RECORDS FOR THE EXERCISE:
[Start of Attachment]
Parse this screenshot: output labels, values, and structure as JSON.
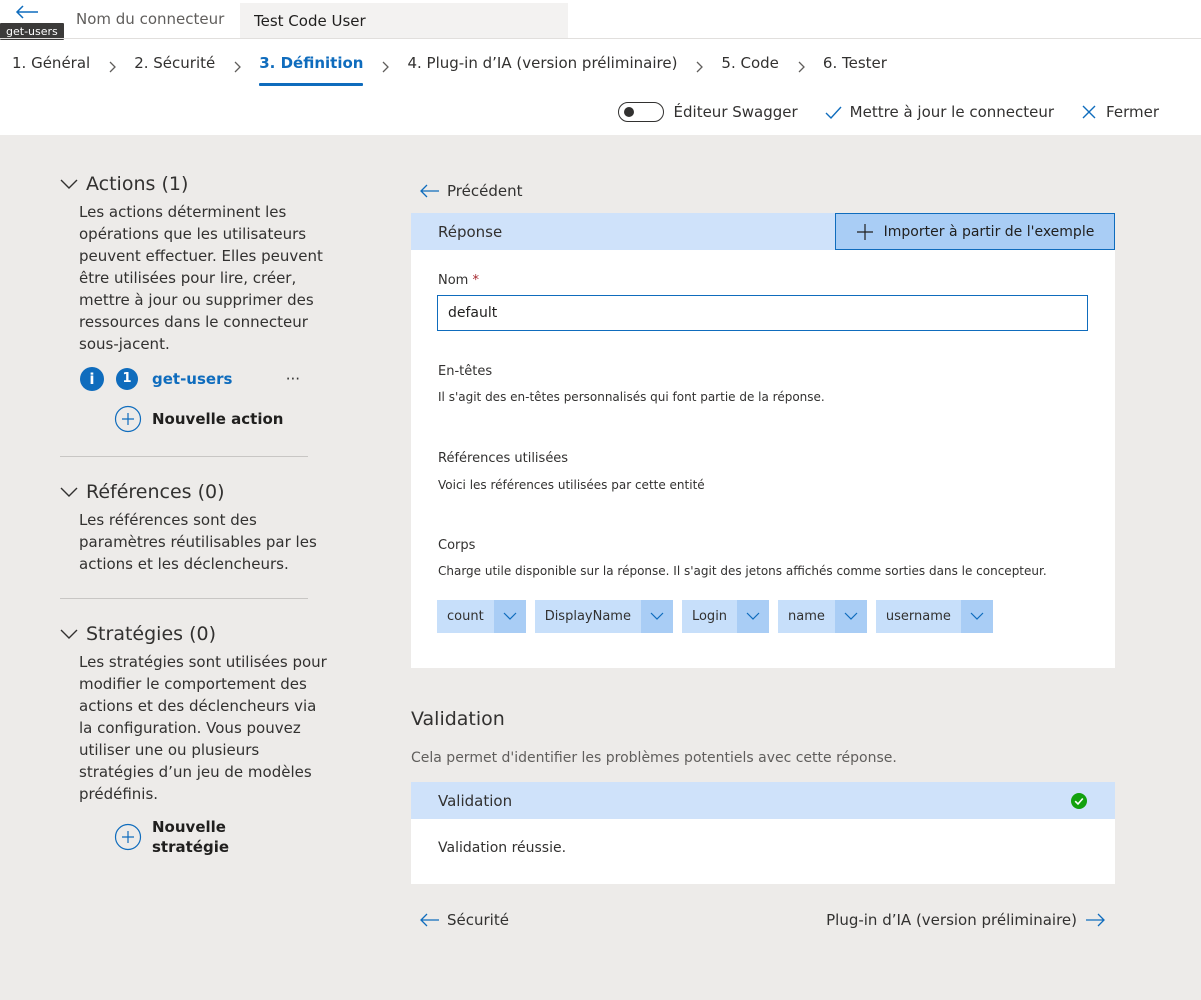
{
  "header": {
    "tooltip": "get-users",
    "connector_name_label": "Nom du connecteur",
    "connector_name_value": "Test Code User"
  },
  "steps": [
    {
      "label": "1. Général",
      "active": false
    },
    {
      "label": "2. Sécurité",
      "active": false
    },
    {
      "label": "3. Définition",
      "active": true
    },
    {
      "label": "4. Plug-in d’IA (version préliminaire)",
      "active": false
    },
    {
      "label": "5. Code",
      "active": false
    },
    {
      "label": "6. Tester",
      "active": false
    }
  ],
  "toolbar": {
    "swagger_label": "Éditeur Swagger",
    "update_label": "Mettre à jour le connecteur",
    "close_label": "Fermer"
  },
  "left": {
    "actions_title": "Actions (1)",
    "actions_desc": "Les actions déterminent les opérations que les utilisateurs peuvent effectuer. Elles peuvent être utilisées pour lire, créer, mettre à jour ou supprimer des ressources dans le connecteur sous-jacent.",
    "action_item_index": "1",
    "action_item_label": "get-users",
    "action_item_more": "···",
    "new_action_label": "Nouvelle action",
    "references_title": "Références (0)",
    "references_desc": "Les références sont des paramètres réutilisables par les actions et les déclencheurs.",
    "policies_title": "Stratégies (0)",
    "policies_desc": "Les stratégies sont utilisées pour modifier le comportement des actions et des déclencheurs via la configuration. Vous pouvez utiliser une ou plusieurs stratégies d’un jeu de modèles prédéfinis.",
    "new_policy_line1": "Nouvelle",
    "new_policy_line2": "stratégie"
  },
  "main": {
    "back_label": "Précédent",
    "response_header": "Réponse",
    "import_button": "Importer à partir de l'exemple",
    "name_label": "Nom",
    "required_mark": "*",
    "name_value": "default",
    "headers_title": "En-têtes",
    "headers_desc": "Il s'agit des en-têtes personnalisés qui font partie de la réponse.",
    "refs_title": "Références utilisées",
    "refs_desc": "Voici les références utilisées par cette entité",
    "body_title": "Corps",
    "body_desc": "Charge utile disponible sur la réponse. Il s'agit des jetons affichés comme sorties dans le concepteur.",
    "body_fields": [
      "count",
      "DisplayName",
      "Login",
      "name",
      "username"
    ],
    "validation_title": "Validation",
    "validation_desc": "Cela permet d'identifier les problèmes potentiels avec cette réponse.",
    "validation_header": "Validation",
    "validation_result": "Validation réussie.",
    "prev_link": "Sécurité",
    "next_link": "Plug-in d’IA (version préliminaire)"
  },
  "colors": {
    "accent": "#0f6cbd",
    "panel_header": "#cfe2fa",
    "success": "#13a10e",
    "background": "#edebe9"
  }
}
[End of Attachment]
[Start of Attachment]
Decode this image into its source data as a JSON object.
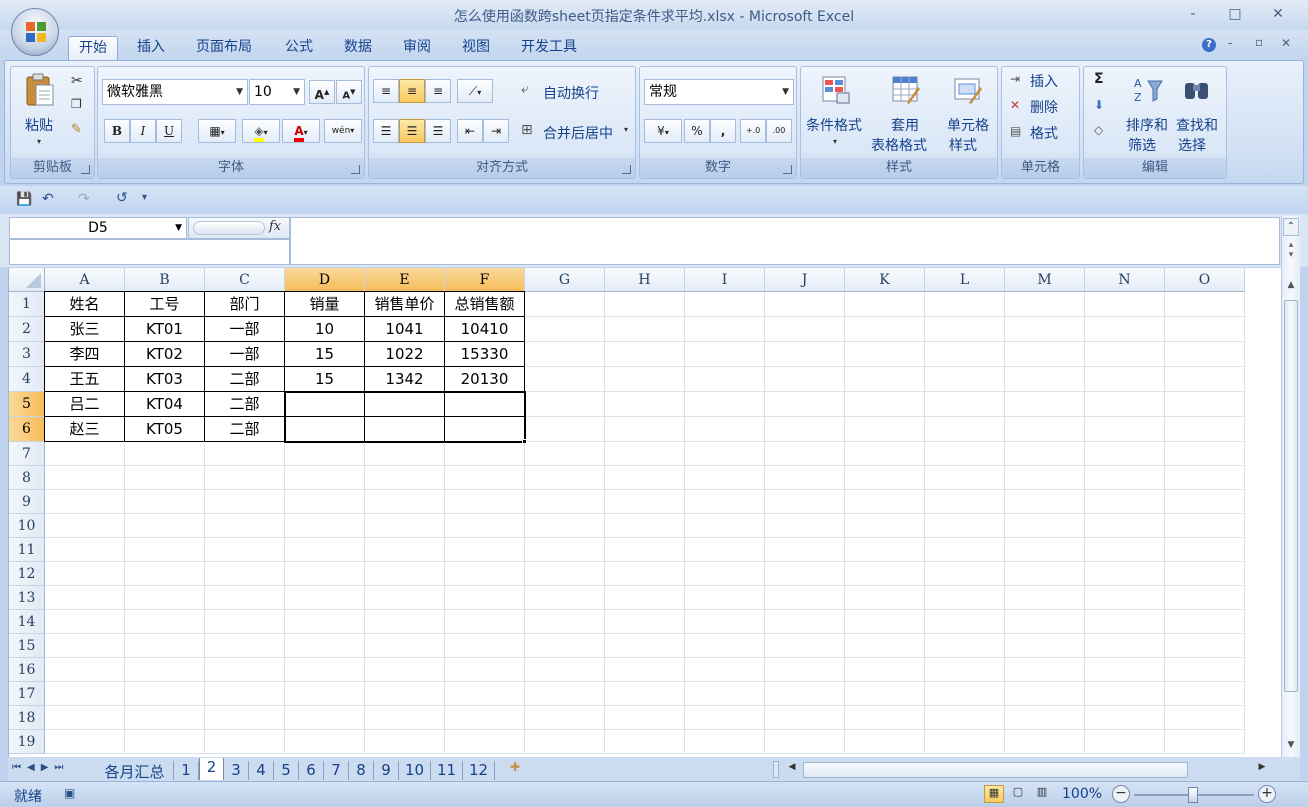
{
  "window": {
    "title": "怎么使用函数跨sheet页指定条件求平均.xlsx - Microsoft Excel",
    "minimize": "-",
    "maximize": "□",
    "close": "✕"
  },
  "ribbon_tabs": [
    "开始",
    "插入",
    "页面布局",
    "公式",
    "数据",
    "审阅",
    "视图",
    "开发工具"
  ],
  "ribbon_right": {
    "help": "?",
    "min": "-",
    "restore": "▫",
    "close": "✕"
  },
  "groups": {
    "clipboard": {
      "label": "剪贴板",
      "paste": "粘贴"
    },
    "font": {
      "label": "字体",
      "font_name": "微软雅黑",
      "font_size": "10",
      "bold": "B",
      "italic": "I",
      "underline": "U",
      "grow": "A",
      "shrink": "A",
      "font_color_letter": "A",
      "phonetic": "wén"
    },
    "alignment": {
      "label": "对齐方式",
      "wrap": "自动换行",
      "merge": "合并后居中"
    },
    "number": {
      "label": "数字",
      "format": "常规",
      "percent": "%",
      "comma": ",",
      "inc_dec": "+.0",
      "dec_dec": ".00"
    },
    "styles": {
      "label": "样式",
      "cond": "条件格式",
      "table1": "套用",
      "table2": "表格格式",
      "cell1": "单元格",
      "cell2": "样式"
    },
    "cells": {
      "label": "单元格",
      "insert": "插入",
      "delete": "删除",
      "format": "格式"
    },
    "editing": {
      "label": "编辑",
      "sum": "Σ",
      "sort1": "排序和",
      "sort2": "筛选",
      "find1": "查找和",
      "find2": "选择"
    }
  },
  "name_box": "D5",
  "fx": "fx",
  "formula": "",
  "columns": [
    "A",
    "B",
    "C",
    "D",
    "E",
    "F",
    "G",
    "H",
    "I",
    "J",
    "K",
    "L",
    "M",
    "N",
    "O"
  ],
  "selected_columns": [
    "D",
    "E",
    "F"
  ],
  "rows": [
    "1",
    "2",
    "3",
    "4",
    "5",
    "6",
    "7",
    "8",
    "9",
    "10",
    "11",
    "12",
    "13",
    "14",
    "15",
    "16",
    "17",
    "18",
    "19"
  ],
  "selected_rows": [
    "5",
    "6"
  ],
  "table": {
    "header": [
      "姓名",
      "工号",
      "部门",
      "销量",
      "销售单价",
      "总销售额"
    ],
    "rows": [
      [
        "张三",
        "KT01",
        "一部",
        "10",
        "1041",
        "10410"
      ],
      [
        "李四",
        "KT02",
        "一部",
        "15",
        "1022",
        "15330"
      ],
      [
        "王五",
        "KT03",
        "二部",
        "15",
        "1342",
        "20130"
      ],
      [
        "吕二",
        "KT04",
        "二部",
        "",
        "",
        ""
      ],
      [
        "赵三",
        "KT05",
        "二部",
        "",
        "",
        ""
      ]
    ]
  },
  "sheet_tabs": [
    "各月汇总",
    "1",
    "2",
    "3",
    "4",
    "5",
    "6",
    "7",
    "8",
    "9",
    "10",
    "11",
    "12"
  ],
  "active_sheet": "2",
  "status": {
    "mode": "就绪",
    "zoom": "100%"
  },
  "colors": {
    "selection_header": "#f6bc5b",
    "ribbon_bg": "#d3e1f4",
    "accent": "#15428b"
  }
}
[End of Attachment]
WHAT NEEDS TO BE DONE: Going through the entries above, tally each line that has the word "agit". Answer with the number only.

COMPLETED TASK: 2